TASK. Each line that includes "https" must be copied from the records.

---- DATASET CONTENT

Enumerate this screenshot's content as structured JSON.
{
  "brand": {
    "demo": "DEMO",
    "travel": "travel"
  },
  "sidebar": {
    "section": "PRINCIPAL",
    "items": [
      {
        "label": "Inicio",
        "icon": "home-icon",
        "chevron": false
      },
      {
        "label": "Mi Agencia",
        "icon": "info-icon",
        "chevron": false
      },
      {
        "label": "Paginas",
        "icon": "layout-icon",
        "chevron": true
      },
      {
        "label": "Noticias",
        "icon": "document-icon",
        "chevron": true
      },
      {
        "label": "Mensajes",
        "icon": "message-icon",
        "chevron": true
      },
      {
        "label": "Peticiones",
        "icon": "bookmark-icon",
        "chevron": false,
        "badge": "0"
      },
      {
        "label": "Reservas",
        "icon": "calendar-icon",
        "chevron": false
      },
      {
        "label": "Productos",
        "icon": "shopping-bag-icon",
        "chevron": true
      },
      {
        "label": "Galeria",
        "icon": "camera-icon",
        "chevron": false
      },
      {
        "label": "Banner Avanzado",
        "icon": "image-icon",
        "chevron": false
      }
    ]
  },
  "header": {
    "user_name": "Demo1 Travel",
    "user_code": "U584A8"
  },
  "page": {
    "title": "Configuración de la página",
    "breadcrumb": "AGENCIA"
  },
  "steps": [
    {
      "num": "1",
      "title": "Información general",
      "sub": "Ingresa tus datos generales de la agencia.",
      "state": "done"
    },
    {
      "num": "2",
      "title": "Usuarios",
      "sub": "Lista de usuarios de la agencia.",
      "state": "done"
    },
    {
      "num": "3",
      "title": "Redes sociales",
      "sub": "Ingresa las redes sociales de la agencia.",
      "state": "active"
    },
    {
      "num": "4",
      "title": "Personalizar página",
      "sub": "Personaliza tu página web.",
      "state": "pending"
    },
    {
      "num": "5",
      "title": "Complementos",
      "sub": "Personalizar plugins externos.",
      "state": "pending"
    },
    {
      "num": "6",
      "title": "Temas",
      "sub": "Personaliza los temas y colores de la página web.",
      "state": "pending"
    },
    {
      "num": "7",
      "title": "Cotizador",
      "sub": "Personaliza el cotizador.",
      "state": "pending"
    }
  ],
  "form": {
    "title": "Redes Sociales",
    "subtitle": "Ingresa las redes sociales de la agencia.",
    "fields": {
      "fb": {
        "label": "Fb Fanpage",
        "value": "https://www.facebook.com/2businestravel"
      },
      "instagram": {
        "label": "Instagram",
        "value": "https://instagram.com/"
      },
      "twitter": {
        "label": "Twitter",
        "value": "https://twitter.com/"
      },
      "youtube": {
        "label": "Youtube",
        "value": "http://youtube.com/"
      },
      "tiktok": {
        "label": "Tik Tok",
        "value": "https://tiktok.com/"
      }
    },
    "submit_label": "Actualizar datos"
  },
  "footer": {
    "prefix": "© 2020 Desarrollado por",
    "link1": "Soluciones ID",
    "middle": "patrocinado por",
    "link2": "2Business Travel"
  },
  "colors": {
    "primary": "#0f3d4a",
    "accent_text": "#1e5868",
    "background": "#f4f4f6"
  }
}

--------

TASK ANSWER.
        "value": "https://www.facebook.com/2businestravel"
        "value": "https://instagram.com/"
        "value": "https://twitter.com/"
        "value": "https://tiktok.com/"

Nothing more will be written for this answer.